→ How to complete this task
Could you reproduce every record below exactly as it stands?

→ Recorded data
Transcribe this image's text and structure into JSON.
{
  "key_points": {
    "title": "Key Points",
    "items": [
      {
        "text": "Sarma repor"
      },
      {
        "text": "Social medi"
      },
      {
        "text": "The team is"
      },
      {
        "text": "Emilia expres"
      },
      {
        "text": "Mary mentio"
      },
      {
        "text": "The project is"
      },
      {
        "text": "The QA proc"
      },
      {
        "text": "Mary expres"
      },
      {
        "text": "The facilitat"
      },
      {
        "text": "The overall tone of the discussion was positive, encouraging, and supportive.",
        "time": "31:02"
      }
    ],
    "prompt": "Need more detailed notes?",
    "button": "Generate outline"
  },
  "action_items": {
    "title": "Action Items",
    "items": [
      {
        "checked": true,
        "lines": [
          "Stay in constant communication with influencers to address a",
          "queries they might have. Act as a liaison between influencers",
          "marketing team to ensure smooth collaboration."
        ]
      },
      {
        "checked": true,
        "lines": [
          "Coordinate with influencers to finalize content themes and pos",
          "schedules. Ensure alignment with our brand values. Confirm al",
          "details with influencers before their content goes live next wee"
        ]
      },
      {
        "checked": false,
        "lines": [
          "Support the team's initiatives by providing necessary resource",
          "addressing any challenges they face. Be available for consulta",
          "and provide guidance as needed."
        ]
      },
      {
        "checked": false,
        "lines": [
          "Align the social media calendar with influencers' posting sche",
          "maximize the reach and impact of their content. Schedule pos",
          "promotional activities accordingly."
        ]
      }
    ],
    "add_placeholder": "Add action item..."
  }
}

→ Answer to this task
Transcribe this image's text and structure into JSON.
{
  "key_points": {
    "title": "Key Points",
    "items": [
      {
        "text": "Sarma repor"
      },
      {
        "text": "Social medi"
      },
      {
        "text": "The team is"
      },
      {
        "text": "Emilia expres"
      },
      {
        "text": "Mary mentio"
      },
      {
        "text": "The project is"
      },
      {
        "text": "The QA proc"
      },
      {
        "text": "Mary expres"
      },
      {
        "text": "The facilitat"
      },
      {
        "text": "The overall tone of the discussion was positive, encouraging, and supportive.",
        "time": "31:02"
      }
    ],
    "prompt": "Need more detailed notes?",
    "button": "Generate outline"
  },
  "action_items": {
    "title": "Action Items",
    "items": [
      {
        "checked": true,
        "lines": [
          "Stay in constant communication with influencers to address a",
          "queries they might have. Act as a liaison between influencers",
          "marketing team to ensure smooth collaboration."
        ]
      },
      {
        "checked": true,
        "lines": [
          "Coordinate with influencers to finalize content themes and pos",
          "schedules. Ensure alignment with our brand values. Confirm al",
          "details with influencers before their content goes live next wee"
        ]
      },
      {
        "checked": false,
        "lines": [
          "Support the team's initiatives by providing necessary resource",
          "addressing any challenges they face. Be available for consulta",
          "and provide guidance as needed."
        ]
      },
      {
        "checked": false,
        "lines": [
          "Align the social media calendar with influencers' posting sche",
          "maximize the reach and impact of their content. Schedule pos",
          "promotional activities accordingly."
        ]
      }
    ],
    "add_placeholder": "Add action item..."
  }
}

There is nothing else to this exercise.